It is always a delight to return to a luxury hotel that has history galore and yet is not only up to date but leading the way, and that is the case with Steigenberger Frankfurter Hof in Frankfurt. As you drive around from Kaiserstrasse to the main hotel entrance on Bethmannstrasse, you are struck, as always, by the glory of the hotel’s terrace, and the four giant gargoyles visible, behind, on the three top floors of the six-floor building. Last time here, the gal coincided with an industry event and the whole of the terrace was one big party. Today it is more sedate, although the age of those staying and visiting here does seem just a little younger on each sighting.
The Royal Suite in this 303-room hotel was partly designed by Dora El Chiaty and she, undoubtedly, chose the lovely floral paintings, and knicknacks that include crystal vases and clocks set in lumps of rock. Someone decided on the Gerlofer light-and-sound shower that was emitting bird songs nonstop when I arrived – it was rather soothing, actually. Someone, also, had cunningly given me a towel menu, an absolute first in the history of hotel keeping. There were fluffy towels, and air-dried towels and marvellous lavender-scented really scratchy towels, much easier than using a special exfoliating mitt! They also dried, really properly.

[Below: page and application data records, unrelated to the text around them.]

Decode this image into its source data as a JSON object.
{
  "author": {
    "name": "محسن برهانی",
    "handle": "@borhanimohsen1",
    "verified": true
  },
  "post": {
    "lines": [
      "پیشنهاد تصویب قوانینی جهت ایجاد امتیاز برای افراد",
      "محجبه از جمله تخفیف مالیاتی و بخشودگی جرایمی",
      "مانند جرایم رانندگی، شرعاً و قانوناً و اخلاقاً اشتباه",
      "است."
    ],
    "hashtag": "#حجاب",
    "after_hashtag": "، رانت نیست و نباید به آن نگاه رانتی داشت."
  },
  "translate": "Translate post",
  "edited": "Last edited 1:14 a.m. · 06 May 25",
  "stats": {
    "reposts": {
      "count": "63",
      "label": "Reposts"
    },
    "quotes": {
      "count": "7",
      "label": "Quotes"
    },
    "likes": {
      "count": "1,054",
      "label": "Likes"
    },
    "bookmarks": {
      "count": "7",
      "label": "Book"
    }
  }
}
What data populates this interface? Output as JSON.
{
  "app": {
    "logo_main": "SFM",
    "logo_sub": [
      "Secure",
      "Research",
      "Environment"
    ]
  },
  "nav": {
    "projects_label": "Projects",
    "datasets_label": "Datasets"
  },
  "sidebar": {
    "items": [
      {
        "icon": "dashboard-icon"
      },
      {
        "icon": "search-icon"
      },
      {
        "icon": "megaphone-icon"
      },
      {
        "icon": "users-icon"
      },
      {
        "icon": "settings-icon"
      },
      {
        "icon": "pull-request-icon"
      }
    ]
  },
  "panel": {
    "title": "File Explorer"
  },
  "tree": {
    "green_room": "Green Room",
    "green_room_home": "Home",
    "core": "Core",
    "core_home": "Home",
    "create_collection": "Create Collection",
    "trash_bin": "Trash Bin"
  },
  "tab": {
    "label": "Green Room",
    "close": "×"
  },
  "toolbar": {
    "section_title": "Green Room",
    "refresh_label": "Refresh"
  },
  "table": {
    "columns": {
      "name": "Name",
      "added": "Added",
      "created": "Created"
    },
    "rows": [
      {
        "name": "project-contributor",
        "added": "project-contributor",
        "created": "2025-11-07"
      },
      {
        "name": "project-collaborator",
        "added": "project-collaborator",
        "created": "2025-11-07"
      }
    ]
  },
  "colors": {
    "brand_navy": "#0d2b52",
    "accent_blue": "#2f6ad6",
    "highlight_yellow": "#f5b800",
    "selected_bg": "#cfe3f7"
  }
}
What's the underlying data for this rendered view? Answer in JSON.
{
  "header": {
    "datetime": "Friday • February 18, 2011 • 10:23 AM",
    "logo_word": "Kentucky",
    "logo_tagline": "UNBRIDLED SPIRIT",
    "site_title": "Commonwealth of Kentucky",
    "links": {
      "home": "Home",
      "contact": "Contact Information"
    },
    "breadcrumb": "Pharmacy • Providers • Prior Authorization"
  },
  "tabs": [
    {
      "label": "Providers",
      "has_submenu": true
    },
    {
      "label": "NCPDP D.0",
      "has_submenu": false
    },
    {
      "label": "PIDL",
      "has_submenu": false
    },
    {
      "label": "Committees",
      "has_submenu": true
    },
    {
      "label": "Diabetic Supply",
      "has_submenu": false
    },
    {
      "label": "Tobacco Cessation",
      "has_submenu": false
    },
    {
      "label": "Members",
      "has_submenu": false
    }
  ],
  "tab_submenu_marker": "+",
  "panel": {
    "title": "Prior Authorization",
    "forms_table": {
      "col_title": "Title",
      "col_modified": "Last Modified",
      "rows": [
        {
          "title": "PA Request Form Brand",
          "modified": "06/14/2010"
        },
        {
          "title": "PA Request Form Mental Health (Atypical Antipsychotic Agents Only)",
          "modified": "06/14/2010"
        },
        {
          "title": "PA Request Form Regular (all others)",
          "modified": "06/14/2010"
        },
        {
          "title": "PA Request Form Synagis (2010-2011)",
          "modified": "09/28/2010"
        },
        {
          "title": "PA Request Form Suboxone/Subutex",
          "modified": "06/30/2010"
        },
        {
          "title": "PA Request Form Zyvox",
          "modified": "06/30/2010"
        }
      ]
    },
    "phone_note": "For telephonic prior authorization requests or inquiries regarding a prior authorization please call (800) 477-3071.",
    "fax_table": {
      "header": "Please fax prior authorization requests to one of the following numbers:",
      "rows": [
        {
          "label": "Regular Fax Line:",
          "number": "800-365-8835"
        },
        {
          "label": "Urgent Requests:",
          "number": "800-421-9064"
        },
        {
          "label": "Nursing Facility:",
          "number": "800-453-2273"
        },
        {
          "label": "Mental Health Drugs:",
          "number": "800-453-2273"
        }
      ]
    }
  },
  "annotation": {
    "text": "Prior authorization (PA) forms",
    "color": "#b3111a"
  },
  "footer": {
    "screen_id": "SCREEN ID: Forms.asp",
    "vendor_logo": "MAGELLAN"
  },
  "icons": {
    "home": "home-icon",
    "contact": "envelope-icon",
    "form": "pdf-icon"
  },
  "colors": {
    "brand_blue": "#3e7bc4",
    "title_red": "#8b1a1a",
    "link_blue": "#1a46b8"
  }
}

But the GM here, Moritz Klein, picks up on things that are different. The welcome included hotel-made lemonade, from a recipe used for four decades or more by one of the bartenders. At breakfast, surrounded by top ECB bankers and other Figures From Finance, I loved having a complimentary berry smoothie – just the starter that would get Mario Draghi’s adrenalin going while he tries to work out what to do with Europe’s dire finances. Two Japanese honeymooners were taking selfies, obviously besotted by the skilled servers gliding between the breakfast tables with silver pots of coffee. Everyone working here looks as if they have come from the pages of a great history of restaurant staff, chic black and white bistro uniforms, not a hair out of place – a complete contrast to the public streets outside where casual and kitsch is the name of the game.
I wanted to remind myself of the history of this place, originally built in 1876 for the owner of the Frankfurter Zeitung, Leopold Sonnemann, and 85% destroyed by bombing on March 22nd, 1944 – Alfred Steigenberger, who had long owned it by then, was first on the scene and determined to rebuild it entirely, gargoyles and all. I read the history of this luxury hotel in an Andreas Augustin book in my room. Always wanting to multi-task, I ate a fabulous, traditional wienerschnitzel, with bacon-studded potatoes and a side cucumber salad, at the same time. After all I was, I knew, going to be highly modern this evening…